#### [What you are asked to do]
With the pictures left out, write out the records verbatim.

#### [Dataset records]
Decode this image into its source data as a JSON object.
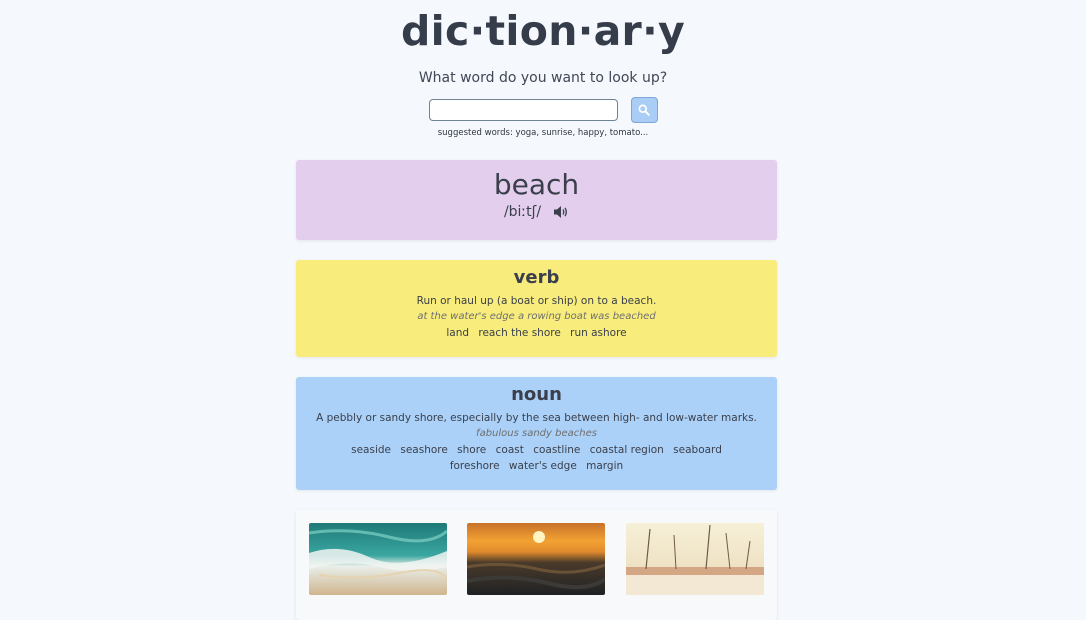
{
  "header": {
    "logo": "dic·tion·ar·y",
    "prompt": "What word do you want to look up?",
    "search": {
      "value": "",
      "placeholder": ""
    },
    "search_icon": "search-icon",
    "hint": "suggested words: yoga, sunrise, happy, tomato..."
  },
  "word": {
    "text": "beach",
    "phonetic": "/biːtʃ/",
    "audio_icon": "speaker-icon"
  },
  "meanings": [
    {
      "part_of_speech": "verb",
      "definition": "Run or haul up (a boat or ship) on to a beach.",
      "example": "at the water's edge a rowing boat was beached",
      "synonyms": [
        "land",
        "reach the shore",
        "run ashore"
      ]
    },
    {
      "part_of_speech": "noun",
      "definition": "A pebbly or sandy shore, especially by the sea between high- and low-water marks.",
      "example": "fabulous sandy beaches",
      "synonyms": [
        "seaside",
        "seashore",
        "shore",
        "coast",
        "coastline",
        "coastal region",
        "seaboard",
        "foreshore",
        "water's edge",
        "margin"
      ]
    }
  ],
  "photos": [
    "ocean waves aerial",
    "sunset over sea",
    "palm trees beach"
  ],
  "colors": {
    "word_card": "#e3cfed",
    "verb_card": "#f8ec7c",
    "noun_card": "#abd1f8",
    "search_button": "#a9cdf4",
    "background": "#f5f9fd"
  }
}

#### [Result of this exercise]
Decode this image into its source data as a JSON object.
{
  "header": {
    "logo": "dic·tion·ar·y",
    "prompt": "What word do you want to look up?",
    "search": {
      "value": "",
      "placeholder": ""
    },
    "search_icon": "search-icon",
    "hint": "suggested words: yoga, sunrise, happy, tomato..."
  },
  "word": {
    "text": "beach",
    "phonetic": "/biːtʃ/",
    "audio_icon": "speaker-icon"
  },
  "meanings": [
    {
      "part_of_speech": "verb",
      "definition": "Run or haul up (a boat or ship) on to a beach.",
      "example": "at the water's edge a rowing boat was beached",
      "synonyms": [
        "land",
        "reach the shore",
        "run ashore"
      ]
    },
    {
      "part_of_speech": "noun",
      "definition": "A pebbly or sandy shore, especially by the sea between high- and low-water marks.",
      "example": "fabulous sandy beaches",
      "synonyms": [
        "seaside",
        "seashore",
        "shore",
        "coast",
        "coastline",
        "coastal region",
        "seaboard",
        "foreshore",
        "water's edge",
        "margin"
      ]
    }
  ],
  "photos": [
    "ocean waves aerial",
    "sunset over sea",
    "palm trees beach"
  ],
  "colors": {
    "word_card": "#e3cfed",
    "verb_card": "#f8ec7c",
    "noun_card": "#abd1f8",
    "search_button": "#a9cdf4",
    "background": "#f5f9fd"
  }
}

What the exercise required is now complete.